The poem is a 200+ line lyric poem, written in the first person, broadly encompassing the relationship of an individual to humanity and nature. The narrator is contemplating a vista from a mountaintop. Overwhelmed by nature, and thoughts of human suffering, the narrator empathetically feels the deaths of others, and feels pressed into a grave. Friendly rain brings the narrator back to joy in life—the rebirth, or "renascence", of the title.

Publication history and importance to Millay's career[edit]

Millay's fame began in 1912 when the nineteen-year-old, encouraged by her mother, entered her poem "Renascence" in a poetry contest in The Lyric Year.[1]

Millay had written and published poetry in St. Nicholas, a children's magazine, throughout her teen years, and had become a proficient poet.[2] At some point, Millay wrote "Renascence" while looking out from the summit of Mt. Battie in Camden, Maine (where a plaque now commemorates the writing of the poem).[3] The poem may have been influenced by Millay's childhood experience of nearly drowning. Her mother, Cora Millay, saw an announcement for a poetry contest sponsored by The Lyric Year, an annual volume of poetry, and encouraged Edna to enter the poem into the contest.[2]
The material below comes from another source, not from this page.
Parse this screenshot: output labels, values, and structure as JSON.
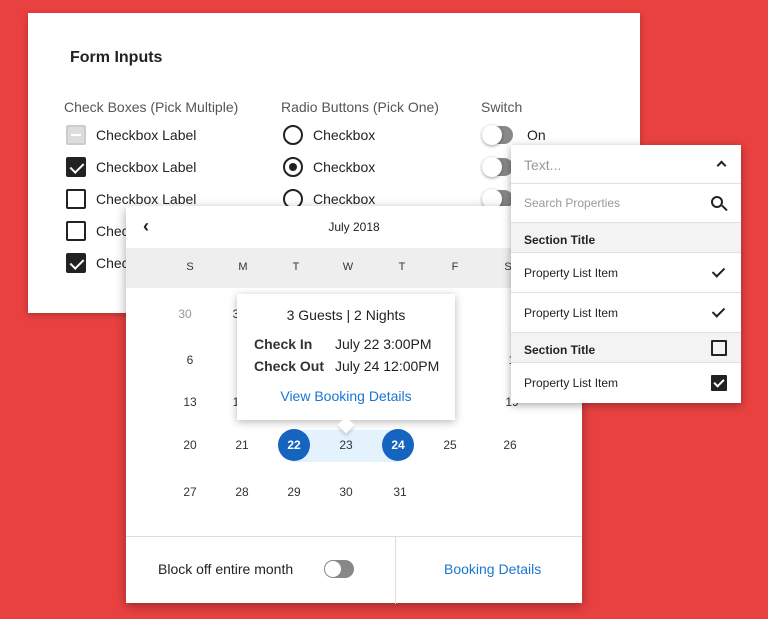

The poem was well received and was published in the annual volume, along with other best entries.[2] On publication, Millay's poem was widely considered the best submission, and her eventual award of fourth place caused a significant scandal.[2] The first-place winner Orrick Johns was among those who felt that "Renascence" was the best poem, and stated that "the award was as much an embarrassment to me as a triumph." A second-prize winner offered Millay his $250 prize money.[4]

The scandal brought Millay significant attention, and "Renascence" was widely distributed and even taught to schoolchildren as an exemplar of American poetry.[2] Millay used the publication to promote her own career, maintaining correspondence with editors and poets who congratulated her on her publication.[2]

In the immediate aftermath of the Lyric Year controversy, wealthy arts patron Caroline B. Dow heard Millay reciting her poetry and playing the piano at the Whitehall Inn in Camden, Maine, and was so impressed that she offered to pay for Millay’s education at Vassar College.[5]

External links[edit]

Notes[edit]

  1. ^ "Edna St. Vincent Millay", Poets.org (last visited May 17, 2013).
  2. ^ a b c d e f Thomas Mallon, "Hustler with a Lyric Voice", Atlantic, Oct. 2001.
  3. ^ [http://maineanencyclopedia.com/millay-edna-st-vincent/ "Millay, Edna St. Vincent", Maine: An Encyclopedia.
  4. ^ Dash, Joan (1973). A Life of One’s Own: Three Gifted Women and the Men They Married. New York: Harper and Row, Publishers. 
  5. ^ Reuben, Paul P. "Chapter 7: Edna St. Vincent Millay". PAL: Perspectives in American Literature- A Research and Reference Guide. Retrieved July 2, 2012.